=== TASK DATA ===

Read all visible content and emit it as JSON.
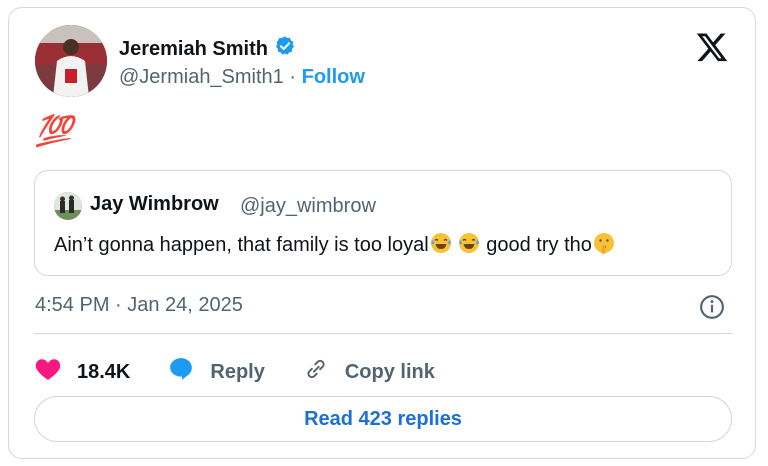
{
  "author": {
    "name": "Jeremiah Smith",
    "handle": "@Jermiah_Smith1",
    "separator": "·",
    "follow_label": "Follow"
  },
  "post": {
    "text": "💯",
    "timestamp": "4:54 PM · Jan 24, 2025"
  },
  "quoted": {
    "name": "Jay Wimbrow",
    "handle": "@jay_wimbrow",
    "text_before": "Ain’t gonna happen, that family is too loyal",
    "text_after": " good try tho"
  },
  "actions": {
    "like_count": "18.4K",
    "reply_label": "Reply",
    "copy_label": "Copy link"
  },
  "read_replies_label": "Read 423 replies",
  "colors": {
    "accent": "#1d9bf0",
    "heart": "#f91880",
    "verified": "#1d9bf0"
  }
}
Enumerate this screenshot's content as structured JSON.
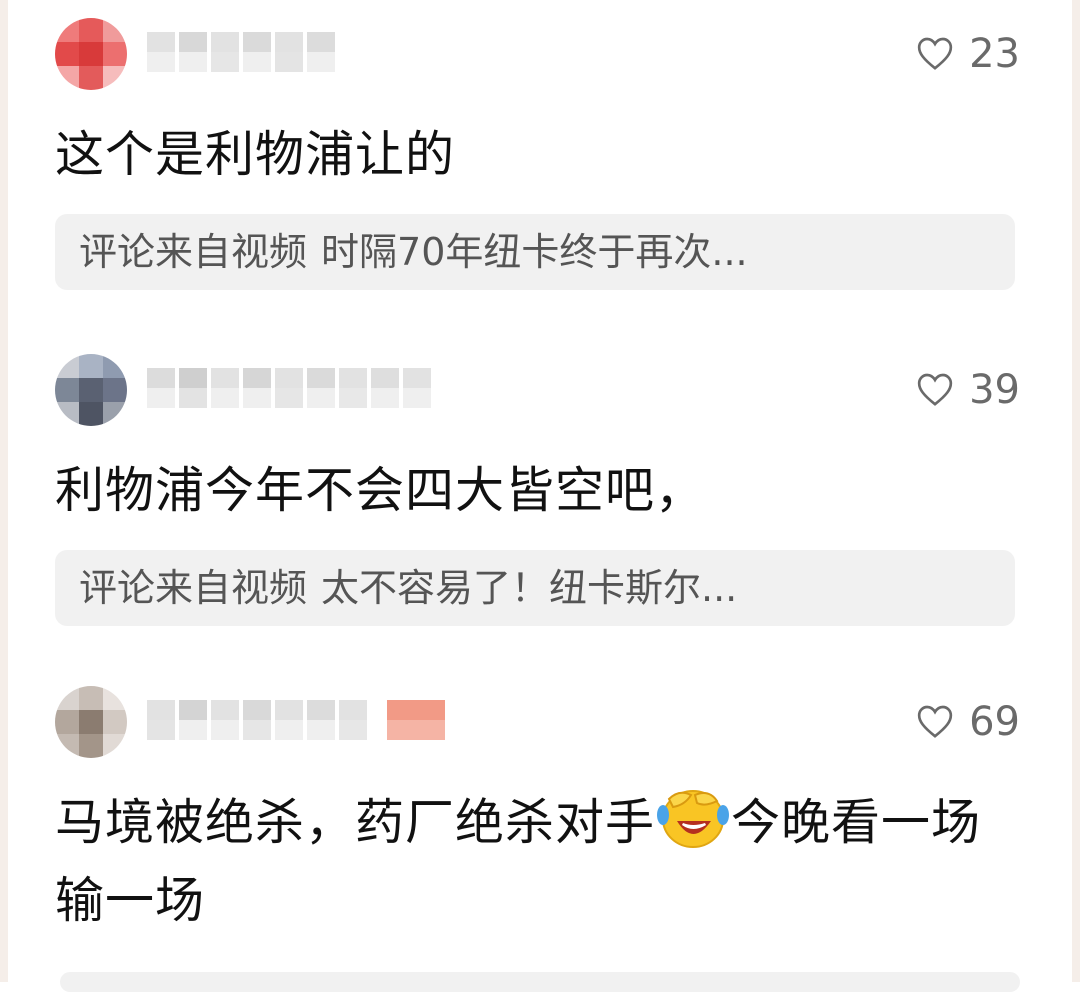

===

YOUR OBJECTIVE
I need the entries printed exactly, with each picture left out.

ANSWER SECTION
Read all visible content and emit it as JSON.
{
  "author": {
    "name": "Jeremiah Smith",
    "handle": "@Jermiah_Smith1",
    "separator": "·",
    "follow_label": "Follow"
  },
  "post": {
    "text": "💯",
    "timestamp": "4:54 PM · Jan 24, 2025"
  },
  "quoted": {
    "name": "Jay Wimbrow",
    "handle": "@jay_wimbrow",
    "text_before": "Ain’t gonna happen, that family is too loyal",
    "text_after": " good try tho"
  },
  "actions": {
    "like_count": "18.4K",
    "reply_label": "Reply",
    "copy_label": "Copy link"
  },
  "read_replies_label": "Read 423 replies",
  "colors": {
    "accent": "#1d9bf0",
    "heart": "#f91880",
    "verified": "#1d9bf0"
  }
}
Enumerate this screenshot's content as structured JSON.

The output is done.